What's worse than a TV sweeps piece?
How about a TV sweeps piece that links you to profiting from the sexual exploitation of children?
That happened to Yahoo!, which until recently allowed just about anyone to create a chat group. Until recently, when the company took the heat for allowing groups like:
- 9-17-Year-Olds Wantin' Sex
- Younger Girls 4 Older Guys
- Girls 13 And Under For Older Guys
- Girls 13 And Up For Much Older Man
- Girls 8 to 13 Watch Boys (In A Particular Sex Act)
Not only are the offending chatrooms down -- so are all user-created chat areas, along with the ability to create new ones. Yahoo!'s spokesperson said they were closed for improvements and to ensure compliance with Yahoo!'s terms of service. That spokesperson did not mention anything about the $10,000,000 suit filed against the portal, which profited on the sites by selling ads. Users had to click through spots for Pepsi, T-Mobile, State Farm, Georgia-Pacific and others just to get to the chatrooms in question.
The real sting here, aside from the additional bad press the lawsuit will slowly bring, is that Yahoo! had been handed a rather large petition last year asking for the rooms to be shut down. The $10-million suit only represents a fraction of the $205-million Yahoo! made on advertising, but does not count the loss of many key advertisers who bailed to dissociate themselves.

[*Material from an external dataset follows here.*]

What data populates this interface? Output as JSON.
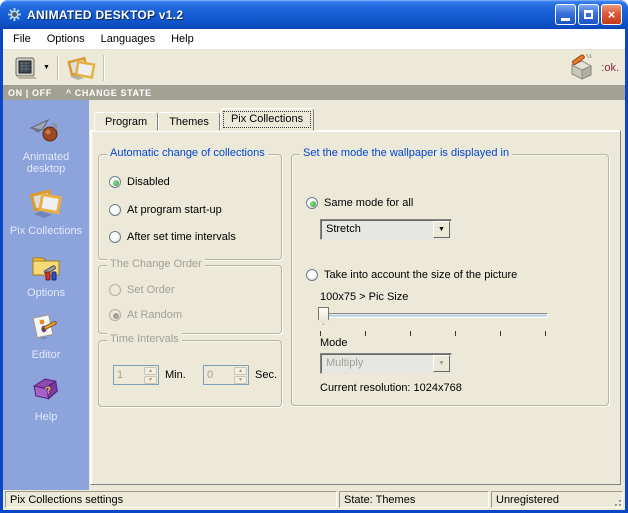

This is why PR people need to be invited to the big table. Not to make the big decisions, but to advise the powers-that-be of the consequences of their actions (and inactions.)